Description We have developed new statistical models for quantifying asymmetric competition. The work has been written up and is now published in PNAS.
Exploitation Route The methods could be applied to a wide range of systems.
Sectors Environment

Description We have developed methods for understanding competition in complex systems where competitive ability depends on individual traits
First Year Of Impact 2017
Sector Environment
Impact Types Economic

Title Individual differences determine the strength of ecological interactions 
Description Biotic interactions are central to both ecological and evolutionary dynamics. In the vast majority of empirical studies, the strength of intraspecific interactions is estimated by using simple mea- sures of population size. Biologists have long known that these are crude metrics, with experiments and theory suggesting that interactions between individuals should depend on traits, such as body size. Despite this, it has been difficult to estimate the impact of traits on competitive ability from ecological field data, and this explains why the strength of biotic interactions has empirically been treated in a simplistic manner. Using long-term observational data from four different populations, we show that large Trinidadian guppies impose a significantly larger competitive pressure on conspecifics than individuals that are smaller; in other words, competition is asymmetric.
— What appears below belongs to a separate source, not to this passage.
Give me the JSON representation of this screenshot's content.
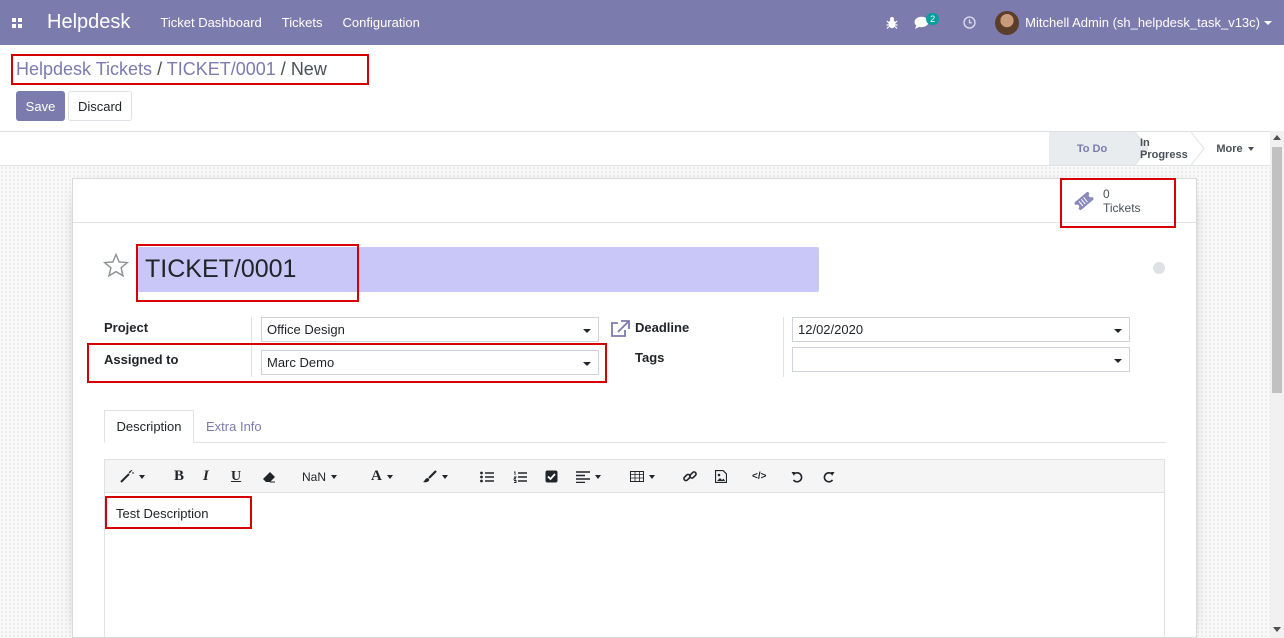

When we incorporate this asymmetry into integral projection models, the predicted size structure is much closer to what we see in the field compared with models where competition is independent of body size. This difference in size structure translates into a twofold difference in reproductive output. This demonstrates how the nature of ecological interactions drives the size structure, which, in turn, will have important implications for both the ecological and evolutionary dynamics. 
Type Of Material Database/Collection of data 
Year Produced 2020 
Provided To Others? Yes